*Your objective*
Every line of the material below must be repeated exactly.

*Data supplied*
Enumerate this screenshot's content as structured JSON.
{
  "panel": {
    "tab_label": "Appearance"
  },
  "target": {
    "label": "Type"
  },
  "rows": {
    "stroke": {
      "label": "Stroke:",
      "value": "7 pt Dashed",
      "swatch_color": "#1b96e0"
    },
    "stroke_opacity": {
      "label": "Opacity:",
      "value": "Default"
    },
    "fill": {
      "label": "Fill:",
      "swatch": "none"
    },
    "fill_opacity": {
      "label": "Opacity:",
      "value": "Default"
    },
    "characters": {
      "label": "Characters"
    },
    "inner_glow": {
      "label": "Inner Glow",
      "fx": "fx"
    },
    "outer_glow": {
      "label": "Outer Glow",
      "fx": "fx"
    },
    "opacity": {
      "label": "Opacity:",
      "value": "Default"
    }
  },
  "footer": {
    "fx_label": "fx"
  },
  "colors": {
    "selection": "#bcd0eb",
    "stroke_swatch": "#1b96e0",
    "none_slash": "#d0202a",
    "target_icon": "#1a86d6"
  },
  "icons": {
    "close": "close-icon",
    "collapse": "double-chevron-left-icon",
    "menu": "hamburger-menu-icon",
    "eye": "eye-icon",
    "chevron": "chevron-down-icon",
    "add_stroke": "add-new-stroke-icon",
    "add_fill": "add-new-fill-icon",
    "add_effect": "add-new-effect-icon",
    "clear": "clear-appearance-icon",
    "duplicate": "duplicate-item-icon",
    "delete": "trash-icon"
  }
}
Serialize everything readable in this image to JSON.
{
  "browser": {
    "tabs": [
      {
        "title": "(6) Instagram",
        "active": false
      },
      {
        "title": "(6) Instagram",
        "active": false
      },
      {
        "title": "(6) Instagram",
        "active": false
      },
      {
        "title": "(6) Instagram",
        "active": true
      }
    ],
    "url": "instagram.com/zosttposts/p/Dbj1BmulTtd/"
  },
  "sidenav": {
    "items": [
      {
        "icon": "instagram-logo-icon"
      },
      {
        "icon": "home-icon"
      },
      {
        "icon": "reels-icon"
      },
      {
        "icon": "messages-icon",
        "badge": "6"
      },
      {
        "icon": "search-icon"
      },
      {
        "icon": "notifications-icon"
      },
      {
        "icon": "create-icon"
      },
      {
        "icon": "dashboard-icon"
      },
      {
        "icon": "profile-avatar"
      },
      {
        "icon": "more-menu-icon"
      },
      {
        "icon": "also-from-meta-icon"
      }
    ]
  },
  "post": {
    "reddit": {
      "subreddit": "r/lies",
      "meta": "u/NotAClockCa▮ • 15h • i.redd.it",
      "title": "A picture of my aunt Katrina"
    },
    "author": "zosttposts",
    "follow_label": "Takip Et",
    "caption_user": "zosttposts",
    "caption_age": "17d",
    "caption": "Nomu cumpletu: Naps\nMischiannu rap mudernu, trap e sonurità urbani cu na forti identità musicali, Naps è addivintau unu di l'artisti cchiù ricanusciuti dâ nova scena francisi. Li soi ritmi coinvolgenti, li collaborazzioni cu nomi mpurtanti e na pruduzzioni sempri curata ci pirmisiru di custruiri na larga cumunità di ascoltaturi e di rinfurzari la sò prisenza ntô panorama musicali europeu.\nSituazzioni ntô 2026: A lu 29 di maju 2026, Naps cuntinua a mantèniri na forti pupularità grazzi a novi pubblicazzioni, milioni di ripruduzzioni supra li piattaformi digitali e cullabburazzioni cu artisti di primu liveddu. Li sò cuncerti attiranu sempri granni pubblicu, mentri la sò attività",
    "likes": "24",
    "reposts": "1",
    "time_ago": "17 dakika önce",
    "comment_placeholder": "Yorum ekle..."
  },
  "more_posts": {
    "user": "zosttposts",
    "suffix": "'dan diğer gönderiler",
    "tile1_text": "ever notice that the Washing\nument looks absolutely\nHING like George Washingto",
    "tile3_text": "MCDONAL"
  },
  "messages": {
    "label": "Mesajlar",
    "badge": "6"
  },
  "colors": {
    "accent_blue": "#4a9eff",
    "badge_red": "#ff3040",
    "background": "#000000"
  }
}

*Response to the task*
Enumerate this screenshot's content as structured JSON.
{
  "panel": {
    "tab_label": "Appearance"
  },
  "target": {
    "label": "Type"
  },
  "rows": {
    "stroke": {
      "label": "Stroke:",
      "value": "7 pt Dashed",
      "swatch_color": "#1b96e0"
    },
    "stroke_opacity": {
      "label": "Opacity:",
      "value": "Default"
    },
    "fill": {
      "label": "Fill:",
      "swatch": "none"
    },
    "fill_opacity": {
      "label": "Opacity:",
      "value": "Default"
    },
    "characters": {
      "label": "Characters"
    },
    "inner_glow": {
      "label": "Inner Glow",
      "fx": "fx"
    },
    "outer_glow": {
      "label": "Outer Glow",
      "fx": "fx"
    },
    "opacity": {
      "label": "Opacity:",
      "value": "Default"
    }
  },
  "footer": {
    "fx_label": "fx"
  },
  "colors": {
    "selection": "#bcd0eb",
    "stroke_swatch": "#1b96e0",
    "none_slash": "#d0202a",
    "target_icon": "#1a86d6"
  },
  "icons": {
    "close": "close-icon",
    "collapse": "double-chevron-left-icon",
    "menu": "hamburger-menu-icon",
    "eye": "eye-icon",
    "chevron": "chevron-down-icon",
    "add_stroke": "add-new-stroke-icon",
    "add_fill": "add-new-fill-icon",
    "add_effect": "add-new-effect-icon",
    "clear": "clear-appearance-icon",
    "duplicate": "duplicate-item-icon",
    "delete": "trash-icon"
  }
}
Serialize everything readable in this image to JSON.
{
  "browser": {
    "tabs": [
      {
        "title": "(6) Instagram",
        "active": false
      },
      {
        "title": "(6) Instagram",
        "active": false
      },
      {
        "title": "(6) Instagram",
        "active": false
      },
      {
        "title": "(6) Instagram",
        "active": true
      }
    ],
    "url": "instagram.com/zosttposts/p/Dbj1BmulTtd/"
  },
  "sidenav": {
    "items": [
      {
        "icon": "instagram-logo-icon"
      },
      {
        "icon": "home-icon"
      },
      {
        "icon": "reels-icon"
      },
      {
        "icon": "messages-icon",
        "badge": "6"
      },
      {
        "icon": "search-icon"
      },
      {
        "icon": "notifications-icon"
      },
      {
        "icon": "create-icon"
      },
      {
        "icon": "dashboard-icon"
      },
      {
        "icon": "profile-avatar"
      },
      {
        "icon": "more-menu-icon"
      },
      {
        "icon": "also-from-meta-icon"
      }
    ]
  },
  "post": {
    "reddit": {
      "subreddit": "r/lies",
      "meta": "u/NotAClockCa▮ • 15h • i.redd.it",
      "title": "A picture of my aunt Katrina"
    },
    "author": "zosttposts",
    "follow_label": "Takip Et",
    "caption_user": "zosttposts",
    "caption_age": "17d",
    "caption": "Nomu cumpletu: Naps\nMischiannu rap mudernu, trap e sonurità urbani cu na forti identità musicali, Naps è addivintau unu di l'artisti cchiù ricanusciuti dâ nova scena francisi. Li soi ritmi coinvolgenti, li collaborazzioni cu nomi mpurtanti e na pruduzzioni sempri curata ci pirmisiru di custruiri na larga cumunità di ascoltaturi e di rinfurzari la sò prisenza ntô panorama musicali europeu.\nSituazzioni ntô 2026: A lu 29 di maju 2026, Naps cuntinua a mantèniri na forti pupularità grazzi a novi pubblicazzioni, milioni di ripruduzzioni supra li piattaformi digitali e cullabburazzioni cu artisti di primu liveddu. Li sò cuncerti attiranu sempri granni pubblicu, mentri la sò attività",
    "likes": "24",
    "reposts": "1",
    "time_ago": "17 dakika önce",
    "comment_placeholder": "Yorum ekle..."
  },
  "more_posts": {
    "user": "zosttposts",
    "suffix": "'dan diğer gönderiler",
    "tile1_text": "ever notice that the Washing\nument looks absolutely\nHING like George Washingto",
    "tile3_text": "MCDONAL"
  },
  "messages": {
    "label": "Mesajlar",
    "badge": "6"
  },
  "colors": {
    "accent_blue": "#4a9eff",
    "badge_red": "#ff3040",
    "background": "#000000"
  }
}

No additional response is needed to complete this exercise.